Clean Cut is a Lifebox Quality Improvement program that helps surgical teams address the causes of Surgical Site Infections (SSIs).
SSIs occur in the part of the body where surgery took place and can lead to serious complications and even death. SSIs are the leading hospital acquired infection in the developing world – where rates of infection are more than double that of the USA¹.
Reducing surgical site infections is one of Lifebox’s three core pillars of Safer Surgery. Clean Cut – based on the WHO Surgical Safety Checklist – is a three to six month program that works to strengthen a hospital’s perioperative infection prevention practices and save lives.
In Ethiopia, where Lifebox developed and piloted the Clean Cut Program – this approach has seen a 46% reduction in the relative risk of surgical site infection.
“The morbidity and mortality following surgical site infection is devastating, especially in a country like ours where resources are limited and we are short on personnel. It is essential that we continue to implement a well-designed system to keep safe surgical practices. Clean Cut guides us towards best practice through intervention methods that will abate the introduction of offending microorganisms into our surgical field.
It makes it clear that it is not only the skill of the OR staff that can save lives, but the adherence to the set forth safety standards as well.”
Dr Assefa Tesfaye, St Peter’s Specialized Hospital – Addis Ababa, Ethiopia
Clean Cut engages all members of the surgical team and a hospital’s management to map out surgical safety processes and identify where these can be strengthened to improve adherence to six essential perioperative infection prevention practices:
- • Appropriate skin preparation of both the surgeon’s hands and the surgical site with proper antiseptic agents
- • Maintenance of the sterile field by ensuring the integrity and sterility of surgical gowns, drapes, and gloves
- • Proper confirmation of instrument sterility by the operating team
- • Appropriate antibiotic administration within one hour prior to surgical incision to optimize prophylaxis
- • Complete gauze/swab counts before and after every case
- • Use of the Surgical Safety Checklist to promote teamwork, communication, and a culture of safety in the operating room
Alongside promoting these infection prevention practices the program promotes high quality data collection and builds a strong surgical quality improvement team in the hospital.
With initial support from the GE Foundation’s Safe Surgery 2020 initiative, Lifebox has worked with a total of eleven hospitals in Ethiopia to implement the Clean Cut Program with the Ethiopian Federal Ministry of Health.
Our original pilot hospital was the Jimma University Specialized Hospital, as well as Black Lion Tertiary Hospital, Menelik II Referral Hospital, St Peter’s Specialized Hospital, and the Fitche General Hospitals.
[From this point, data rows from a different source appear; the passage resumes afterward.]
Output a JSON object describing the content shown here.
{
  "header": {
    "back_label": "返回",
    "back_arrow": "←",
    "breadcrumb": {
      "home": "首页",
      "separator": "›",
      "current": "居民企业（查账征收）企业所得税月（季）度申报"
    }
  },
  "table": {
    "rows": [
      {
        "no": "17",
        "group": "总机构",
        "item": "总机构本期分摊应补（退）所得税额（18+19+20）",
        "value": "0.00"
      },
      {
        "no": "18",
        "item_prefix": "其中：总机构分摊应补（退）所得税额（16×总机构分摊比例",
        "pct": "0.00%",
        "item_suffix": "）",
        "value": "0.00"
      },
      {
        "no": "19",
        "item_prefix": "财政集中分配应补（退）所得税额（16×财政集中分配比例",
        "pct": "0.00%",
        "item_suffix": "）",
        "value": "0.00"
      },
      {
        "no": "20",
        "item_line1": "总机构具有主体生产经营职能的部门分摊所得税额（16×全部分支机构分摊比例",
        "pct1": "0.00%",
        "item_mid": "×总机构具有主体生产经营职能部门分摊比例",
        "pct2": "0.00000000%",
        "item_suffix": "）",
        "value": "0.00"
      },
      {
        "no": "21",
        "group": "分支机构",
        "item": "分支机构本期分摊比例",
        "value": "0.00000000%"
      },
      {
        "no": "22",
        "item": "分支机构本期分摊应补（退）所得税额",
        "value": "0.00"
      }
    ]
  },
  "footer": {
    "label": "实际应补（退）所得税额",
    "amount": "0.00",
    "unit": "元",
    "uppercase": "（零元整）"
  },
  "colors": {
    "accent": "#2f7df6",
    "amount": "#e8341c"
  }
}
In 2019, three new sites joined the program: Zewditu Memorial Hospital, Gondar University Hospital, and Debark Primary Hospital. Our current Clean Cut work is with teams from Addis Ababa Burn Emergency and Trauma Hospital (AaBET), Gandhi Memorial Hospital and Yekatit Hospital. Follow our Lifebox Fellow, Nichole Starr for updates as we continue our work to make surgery safer.
The results from five pilot sites in Ethiopia saw an increase in the confirmation of the sterile field of 49% and a 50% improvement in the confirmation of instrument sterility – both proven measures for reducing surgical site infections and saving lives. Across all of the six critical perioperative infection prevention standards there was an increased compliance of 27%.
With Clean Cut in Ethiopia showing significant results in reducing surgical site infection rates, Lifebox will be replicating this program in other sites within Africa and in Asia and Central America in the coming year.
¹ Allegranzi B, Bagheri Nejad S, Combescure C, Graafmans W, Attar H, Donaldson L, et al. Burden of endemic health-care-associated infection in developing countries: systematic review and meta-analysis. Lancet Lond Engl. 2011 Jan 15;377(9761):228–41.